>>
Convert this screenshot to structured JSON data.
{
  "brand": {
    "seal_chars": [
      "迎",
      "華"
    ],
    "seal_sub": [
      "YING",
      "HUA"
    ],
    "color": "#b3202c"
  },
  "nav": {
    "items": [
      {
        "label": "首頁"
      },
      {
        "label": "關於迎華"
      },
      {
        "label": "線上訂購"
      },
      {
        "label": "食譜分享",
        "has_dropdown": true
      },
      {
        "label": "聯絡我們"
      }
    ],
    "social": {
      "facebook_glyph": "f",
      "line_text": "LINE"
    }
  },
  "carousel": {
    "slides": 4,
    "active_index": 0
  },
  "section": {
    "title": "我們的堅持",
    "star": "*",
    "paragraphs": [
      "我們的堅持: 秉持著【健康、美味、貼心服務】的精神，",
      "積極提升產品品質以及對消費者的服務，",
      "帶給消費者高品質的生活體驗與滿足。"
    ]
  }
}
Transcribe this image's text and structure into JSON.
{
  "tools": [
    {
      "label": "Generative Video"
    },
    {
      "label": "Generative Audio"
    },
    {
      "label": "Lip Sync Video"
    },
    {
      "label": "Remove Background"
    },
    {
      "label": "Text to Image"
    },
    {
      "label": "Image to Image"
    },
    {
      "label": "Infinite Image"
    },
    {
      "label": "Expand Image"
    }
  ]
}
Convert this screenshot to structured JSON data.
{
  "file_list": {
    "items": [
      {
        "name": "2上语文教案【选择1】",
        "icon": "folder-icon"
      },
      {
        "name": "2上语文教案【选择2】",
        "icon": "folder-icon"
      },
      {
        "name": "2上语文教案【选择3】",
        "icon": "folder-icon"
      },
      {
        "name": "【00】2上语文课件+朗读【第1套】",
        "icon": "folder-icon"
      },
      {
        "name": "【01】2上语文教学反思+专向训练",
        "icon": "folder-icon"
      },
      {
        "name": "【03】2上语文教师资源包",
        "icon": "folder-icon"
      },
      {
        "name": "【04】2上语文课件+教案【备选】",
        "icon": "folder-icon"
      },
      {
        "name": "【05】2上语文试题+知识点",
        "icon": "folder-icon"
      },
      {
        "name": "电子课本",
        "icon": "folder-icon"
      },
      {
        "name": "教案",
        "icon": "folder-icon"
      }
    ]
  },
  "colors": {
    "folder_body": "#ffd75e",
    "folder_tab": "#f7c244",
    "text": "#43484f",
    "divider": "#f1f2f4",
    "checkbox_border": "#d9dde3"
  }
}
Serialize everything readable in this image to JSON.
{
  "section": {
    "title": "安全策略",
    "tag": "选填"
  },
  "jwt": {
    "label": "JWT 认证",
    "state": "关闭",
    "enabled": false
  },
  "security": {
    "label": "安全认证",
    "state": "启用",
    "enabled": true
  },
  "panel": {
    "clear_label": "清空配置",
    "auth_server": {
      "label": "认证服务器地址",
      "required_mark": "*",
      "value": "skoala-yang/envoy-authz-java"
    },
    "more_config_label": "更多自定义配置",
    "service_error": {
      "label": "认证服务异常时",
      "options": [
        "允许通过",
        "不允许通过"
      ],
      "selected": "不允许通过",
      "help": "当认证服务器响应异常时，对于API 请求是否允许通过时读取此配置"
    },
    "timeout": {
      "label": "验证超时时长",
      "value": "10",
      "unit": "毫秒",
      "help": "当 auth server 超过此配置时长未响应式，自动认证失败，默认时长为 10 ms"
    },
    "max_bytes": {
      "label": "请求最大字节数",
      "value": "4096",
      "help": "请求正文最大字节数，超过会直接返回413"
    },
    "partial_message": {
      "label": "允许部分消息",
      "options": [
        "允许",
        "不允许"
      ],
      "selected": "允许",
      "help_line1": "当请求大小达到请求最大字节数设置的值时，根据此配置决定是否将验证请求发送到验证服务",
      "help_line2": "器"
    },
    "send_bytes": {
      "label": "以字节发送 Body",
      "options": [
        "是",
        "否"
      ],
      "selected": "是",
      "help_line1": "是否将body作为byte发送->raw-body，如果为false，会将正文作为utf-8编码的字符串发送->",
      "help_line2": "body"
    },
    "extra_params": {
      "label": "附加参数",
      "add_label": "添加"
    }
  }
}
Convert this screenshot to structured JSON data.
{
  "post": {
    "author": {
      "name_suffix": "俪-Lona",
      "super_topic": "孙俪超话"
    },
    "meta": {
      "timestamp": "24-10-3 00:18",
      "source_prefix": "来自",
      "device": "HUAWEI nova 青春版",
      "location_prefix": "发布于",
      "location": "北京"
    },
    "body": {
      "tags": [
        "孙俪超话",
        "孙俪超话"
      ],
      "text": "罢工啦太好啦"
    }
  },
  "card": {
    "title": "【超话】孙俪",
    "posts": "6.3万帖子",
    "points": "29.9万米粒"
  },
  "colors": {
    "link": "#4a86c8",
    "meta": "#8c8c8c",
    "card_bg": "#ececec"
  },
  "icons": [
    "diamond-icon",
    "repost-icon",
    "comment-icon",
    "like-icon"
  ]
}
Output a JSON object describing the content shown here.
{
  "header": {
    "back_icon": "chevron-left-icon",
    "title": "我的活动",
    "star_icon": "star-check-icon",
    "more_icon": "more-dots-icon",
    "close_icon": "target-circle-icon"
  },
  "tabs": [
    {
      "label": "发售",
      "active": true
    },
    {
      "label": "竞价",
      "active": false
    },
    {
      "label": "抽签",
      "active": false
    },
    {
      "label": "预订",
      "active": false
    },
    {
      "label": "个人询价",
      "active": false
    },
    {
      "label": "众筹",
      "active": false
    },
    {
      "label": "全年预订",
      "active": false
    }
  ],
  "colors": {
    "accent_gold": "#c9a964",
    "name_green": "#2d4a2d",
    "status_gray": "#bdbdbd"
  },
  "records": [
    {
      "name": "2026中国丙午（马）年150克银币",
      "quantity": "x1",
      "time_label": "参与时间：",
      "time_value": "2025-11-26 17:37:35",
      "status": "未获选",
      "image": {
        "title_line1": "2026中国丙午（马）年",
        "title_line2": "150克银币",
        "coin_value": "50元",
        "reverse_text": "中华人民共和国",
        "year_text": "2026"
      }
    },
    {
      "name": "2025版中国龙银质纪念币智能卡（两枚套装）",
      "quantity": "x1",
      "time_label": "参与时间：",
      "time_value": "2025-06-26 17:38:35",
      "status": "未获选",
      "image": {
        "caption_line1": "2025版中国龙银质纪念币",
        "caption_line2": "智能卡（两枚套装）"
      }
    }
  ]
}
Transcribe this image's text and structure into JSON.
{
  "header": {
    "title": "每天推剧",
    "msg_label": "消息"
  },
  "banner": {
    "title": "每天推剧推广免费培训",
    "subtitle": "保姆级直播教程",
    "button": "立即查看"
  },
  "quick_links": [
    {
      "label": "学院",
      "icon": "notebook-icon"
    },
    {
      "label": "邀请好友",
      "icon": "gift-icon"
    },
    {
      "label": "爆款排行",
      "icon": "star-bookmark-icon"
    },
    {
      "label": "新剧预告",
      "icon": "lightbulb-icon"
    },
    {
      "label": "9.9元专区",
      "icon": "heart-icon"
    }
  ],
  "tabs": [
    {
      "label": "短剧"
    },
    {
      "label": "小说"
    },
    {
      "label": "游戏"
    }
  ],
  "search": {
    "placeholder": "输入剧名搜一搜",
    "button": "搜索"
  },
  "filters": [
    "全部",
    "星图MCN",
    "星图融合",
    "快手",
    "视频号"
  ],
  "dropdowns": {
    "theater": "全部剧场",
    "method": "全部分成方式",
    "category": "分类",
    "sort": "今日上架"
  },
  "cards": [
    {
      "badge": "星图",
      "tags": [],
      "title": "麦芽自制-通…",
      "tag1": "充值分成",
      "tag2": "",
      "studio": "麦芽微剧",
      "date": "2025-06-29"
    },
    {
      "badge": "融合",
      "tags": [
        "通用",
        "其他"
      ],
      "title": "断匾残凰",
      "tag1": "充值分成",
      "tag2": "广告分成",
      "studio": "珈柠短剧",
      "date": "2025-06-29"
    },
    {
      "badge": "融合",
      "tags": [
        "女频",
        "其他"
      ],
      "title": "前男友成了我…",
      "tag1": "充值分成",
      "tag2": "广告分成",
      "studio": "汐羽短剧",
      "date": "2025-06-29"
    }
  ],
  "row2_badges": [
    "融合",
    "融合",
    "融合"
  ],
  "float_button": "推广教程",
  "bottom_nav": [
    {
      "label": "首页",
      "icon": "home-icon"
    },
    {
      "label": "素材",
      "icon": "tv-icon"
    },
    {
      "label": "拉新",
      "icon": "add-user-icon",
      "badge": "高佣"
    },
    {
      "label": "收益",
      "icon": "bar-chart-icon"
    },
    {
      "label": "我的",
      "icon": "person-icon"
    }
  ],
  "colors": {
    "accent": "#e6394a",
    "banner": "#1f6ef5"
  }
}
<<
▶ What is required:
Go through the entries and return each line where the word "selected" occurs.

▶ Answer box:
      "selected": "不允许通过",
      "selected": "允许",
      "selected": "是",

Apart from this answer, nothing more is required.